[[ EXERCISE MATERIALS open ]]

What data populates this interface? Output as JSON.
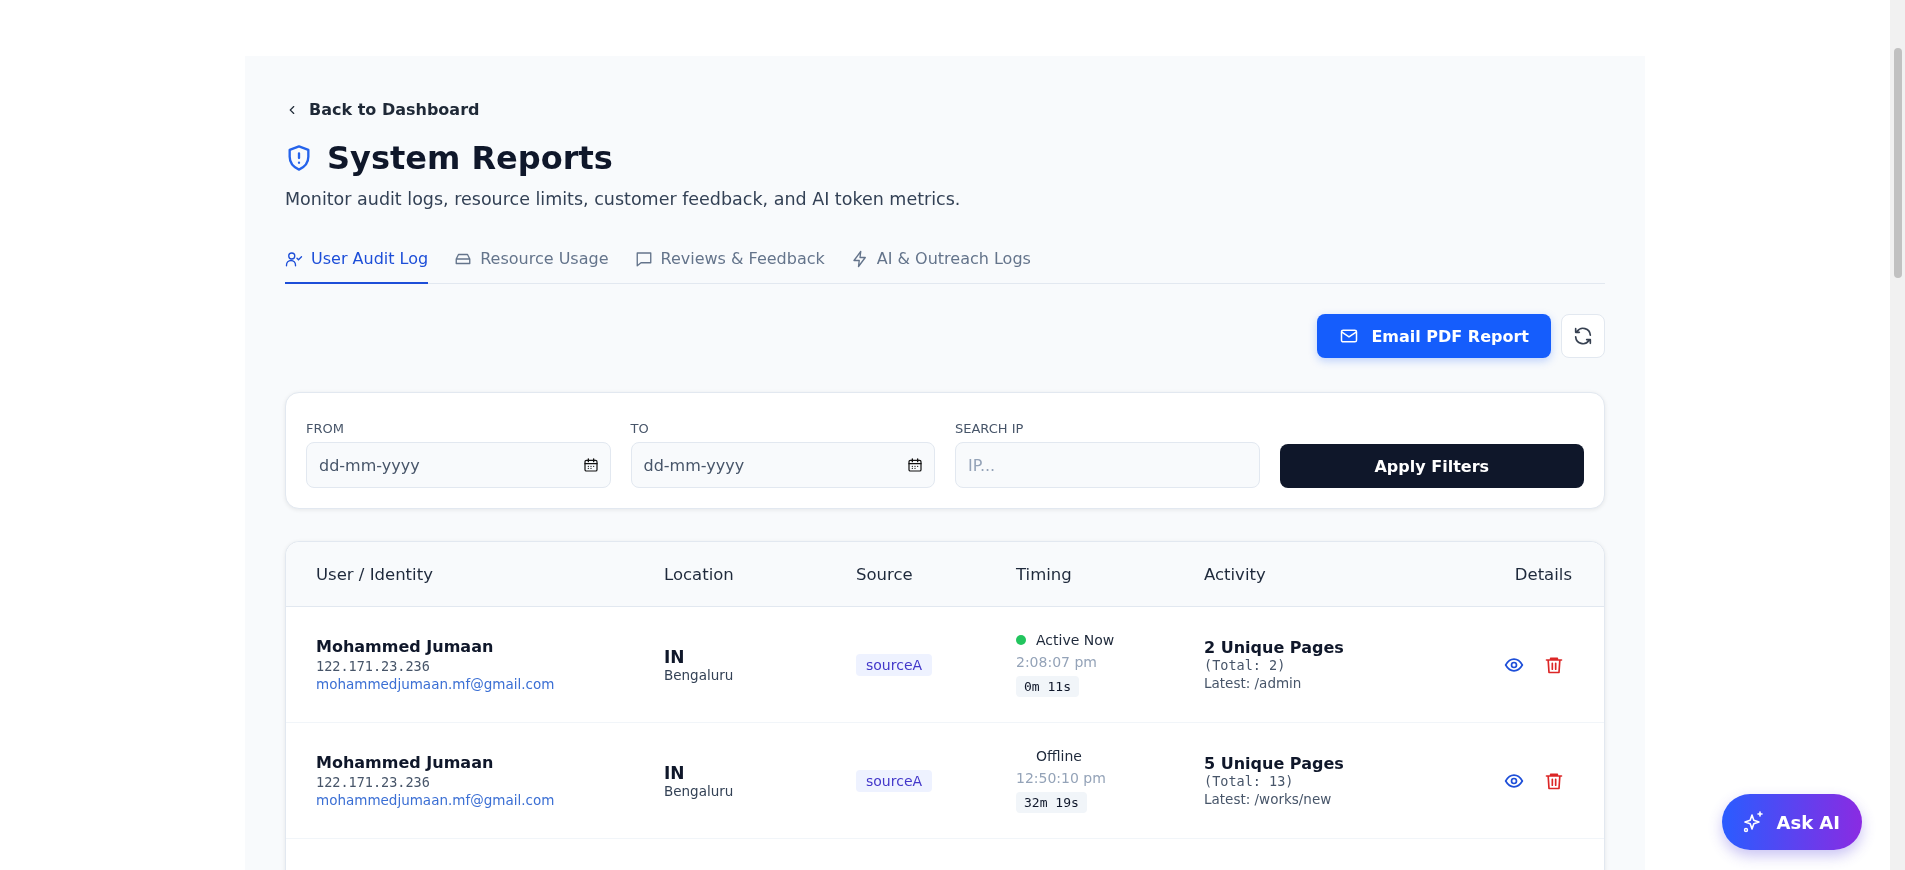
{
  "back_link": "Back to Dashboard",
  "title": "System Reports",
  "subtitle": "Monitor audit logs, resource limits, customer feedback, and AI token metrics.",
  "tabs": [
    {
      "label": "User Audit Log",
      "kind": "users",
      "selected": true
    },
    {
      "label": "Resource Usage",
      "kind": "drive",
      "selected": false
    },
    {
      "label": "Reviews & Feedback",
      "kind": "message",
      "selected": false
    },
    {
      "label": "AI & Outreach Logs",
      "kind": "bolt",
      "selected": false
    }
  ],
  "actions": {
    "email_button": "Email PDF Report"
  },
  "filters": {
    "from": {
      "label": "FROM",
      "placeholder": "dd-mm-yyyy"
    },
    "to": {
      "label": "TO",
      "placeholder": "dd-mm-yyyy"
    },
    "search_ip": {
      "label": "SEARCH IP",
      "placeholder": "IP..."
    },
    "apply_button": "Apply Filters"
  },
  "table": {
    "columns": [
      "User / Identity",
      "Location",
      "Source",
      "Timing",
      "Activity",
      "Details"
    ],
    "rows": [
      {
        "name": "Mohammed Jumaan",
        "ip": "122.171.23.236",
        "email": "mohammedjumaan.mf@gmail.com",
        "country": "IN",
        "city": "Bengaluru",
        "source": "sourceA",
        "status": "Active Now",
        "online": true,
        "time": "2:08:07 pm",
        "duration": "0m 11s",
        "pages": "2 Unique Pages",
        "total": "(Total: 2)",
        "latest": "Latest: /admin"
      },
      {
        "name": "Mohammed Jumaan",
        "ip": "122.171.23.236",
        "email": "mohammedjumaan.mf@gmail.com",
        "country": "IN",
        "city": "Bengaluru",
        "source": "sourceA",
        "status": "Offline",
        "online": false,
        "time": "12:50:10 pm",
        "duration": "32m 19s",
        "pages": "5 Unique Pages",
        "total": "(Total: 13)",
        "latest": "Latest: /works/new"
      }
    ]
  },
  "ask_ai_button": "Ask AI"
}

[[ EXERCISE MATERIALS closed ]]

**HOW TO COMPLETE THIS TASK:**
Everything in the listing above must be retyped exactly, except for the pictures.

**SOLUTION BELOW:**
What data populates this interface? Output as JSON.
{
  "back_link": "Back to Dashboard",
  "title": "System Reports",
  "subtitle": "Monitor audit logs, resource limits, customer feedback, and AI token metrics.",
  "tabs": [
    {
      "label": "User Audit Log",
      "kind": "users",
      "selected": true
    },
    {
      "label": "Resource Usage",
      "kind": "drive",
      "selected": false
    },
    {
      "label": "Reviews & Feedback",
      "kind": "message",
      "selected": false
    },
    {
      "label": "AI & Outreach Logs",
      "kind": "bolt",
      "selected": false
    }
  ],
  "actions": {
    "email_button": "Email PDF Report"
  },
  "filters": {
    "from": {
      "label": "FROM",
      "placeholder": "dd-mm-yyyy"
    },
    "to": {
      "label": "TO",
      "placeholder": "dd-mm-yyyy"
    },
    "search_ip": {
      "label": "SEARCH IP",
      "placeholder": "IP..."
    },
    "apply_button": "Apply Filters"
  },
  "table": {
    "columns": [
      "User / Identity",
      "Location",
      "Source",
      "Timing",
      "Activity",
      "Details"
    ],
    "rows": [
      {
        "name": "Mohammed Jumaan",
        "ip": "122.171.23.236",
        "email": "mohammedjumaan.mf@gmail.com",
        "country": "IN",
        "city": "Bengaluru",
        "source": "sourceA",
        "status": "Active Now",
        "online": true,
        "time": "2:08:07 pm",
        "duration": "0m 11s",
        "pages": "2 Unique Pages",
        "total": "(Total: 2)",
        "latest": "Latest: /admin"
      },
      {
        "name": "Mohammed Jumaan",
        "ip": "122.171.23.236",
        "email": "mohammedjumaan.mf@gmail.com",
        "country": "IN",
        "city": "Bengaluru",
        "source": "sourceA",
        "status": "Offline",
        "online": false,
        "time": "12:50:10 pm",
        "duration": "32m 19s",
        "pages": "5 Unique Pages",
        "total": "(Total: 13)",
        "latest": "Latest: /works/new"
      }
    ]
  },
  "ask_ai_button": "Ask AI"
}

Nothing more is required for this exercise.